Languages diversity ensures the plurality and the richness of representations
Education systems must provide plurilingual education.

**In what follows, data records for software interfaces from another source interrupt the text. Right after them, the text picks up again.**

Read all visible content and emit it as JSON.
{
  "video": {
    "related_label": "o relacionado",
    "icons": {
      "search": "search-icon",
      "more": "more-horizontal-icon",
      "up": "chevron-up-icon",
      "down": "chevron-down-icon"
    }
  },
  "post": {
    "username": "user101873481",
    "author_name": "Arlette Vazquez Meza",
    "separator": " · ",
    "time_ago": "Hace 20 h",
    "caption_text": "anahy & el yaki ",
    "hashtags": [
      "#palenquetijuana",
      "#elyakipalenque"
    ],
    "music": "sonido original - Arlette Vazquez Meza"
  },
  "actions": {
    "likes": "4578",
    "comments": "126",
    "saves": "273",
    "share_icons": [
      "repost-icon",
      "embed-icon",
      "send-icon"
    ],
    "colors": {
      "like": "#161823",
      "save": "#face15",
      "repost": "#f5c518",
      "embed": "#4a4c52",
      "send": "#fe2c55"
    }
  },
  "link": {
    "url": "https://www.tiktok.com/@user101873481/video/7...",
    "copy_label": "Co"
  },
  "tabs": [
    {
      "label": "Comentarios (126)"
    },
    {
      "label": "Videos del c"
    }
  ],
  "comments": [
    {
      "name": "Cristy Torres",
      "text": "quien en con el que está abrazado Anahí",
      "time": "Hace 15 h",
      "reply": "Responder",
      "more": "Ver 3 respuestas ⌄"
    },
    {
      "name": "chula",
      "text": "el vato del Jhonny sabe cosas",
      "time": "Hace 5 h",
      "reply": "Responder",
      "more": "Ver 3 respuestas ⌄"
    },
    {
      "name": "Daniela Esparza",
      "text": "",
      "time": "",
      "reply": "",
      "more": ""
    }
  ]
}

The media must allow the expression of multiple cultures

The right of language and to linguistic diversity cannot be divided.Any worker has the right to carry on his activities in the language of the country where he lives.

Plurilingualism is a freedom.
Plurilingualism is a fundamental source of feeling of european citizenshipPlurilingualism is a mean to assert the perenniality of national and infranational entities, which are the favorite places of the exercise of citizenship.

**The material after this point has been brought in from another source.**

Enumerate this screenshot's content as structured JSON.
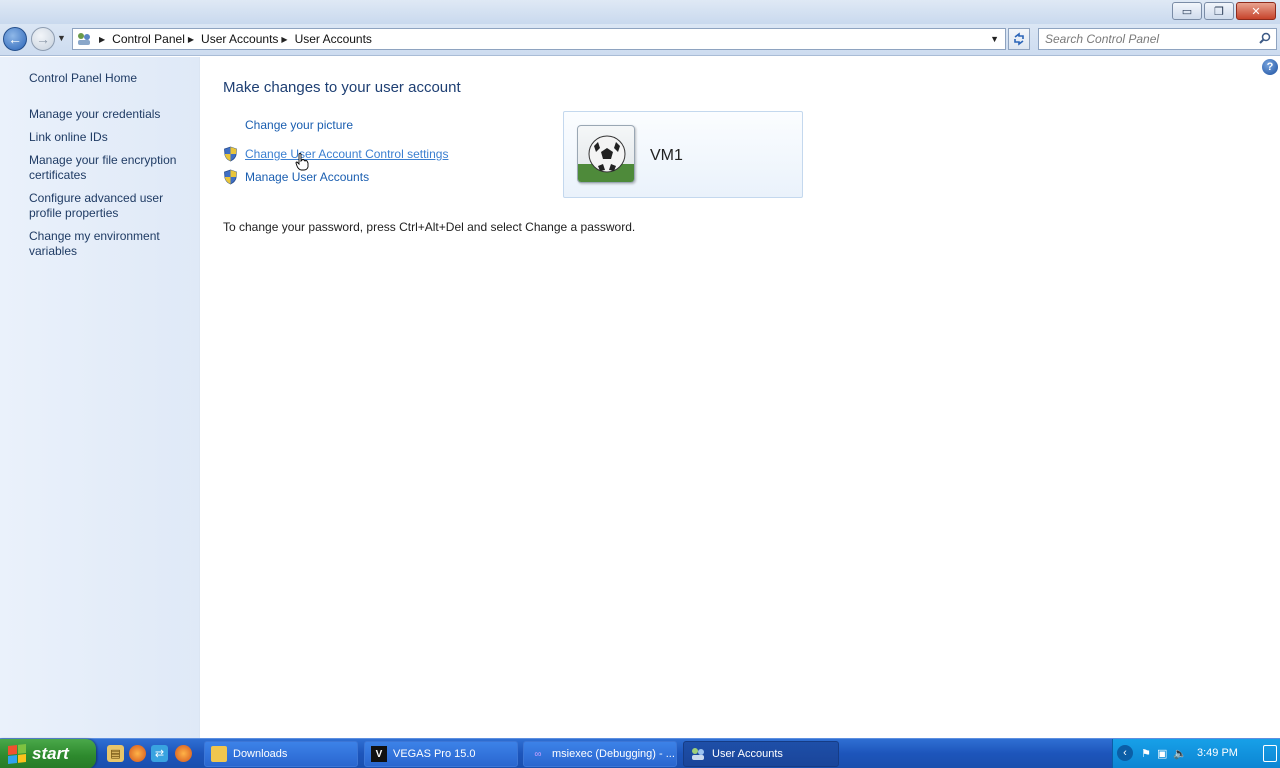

Plurilingualism is a basic component of a scientific innovation
Plurilingualism guarantees economic progress in a pacified world.


The 2005 Conference - Paris
63 communications
153 participants
10 nationalities
The 2009 Conference - Berlin
81 communications
145 participants
20 nationalities
The 2012 Conference - Rome
71 communications
150 participants
21 nationalities
The 2016 Conference - Bruxelles
74 communications
102 participants
7 nationalities


70 issues of the Newsletter

More than 11, 000 articles published on the website, including 40% of research papers

Publication of dozens of articles in a range of journals and proceedings

7 books edited and published by the EOP or the EOP's officials

Some 30 conferences, seminars, workshop participation and organization

4 academic partnerships


3,000 to 4,000 visitors per month
11,000 published articles
Number of pages viewed by each visitor : 2,5 to 3
Average duration of a visit : 2:50 to 4:0050 to 80% of new visitors
Acquisition sources : search engines, social media, direct traffic
Question typology :
Number of languages : 10 including 5 (fr, en, de, it, es) in total environment
Visitor’s languages :
French, 40%
English, 20%
German, 15%
Italian, 15%


Facebook (2017)

Fans : 1,600 to 2,000


Talking about : 100 to 200


Number of likes : 9, 202


Tweets : 6,795


Subscriptions : 351


Subscribers : 1, 515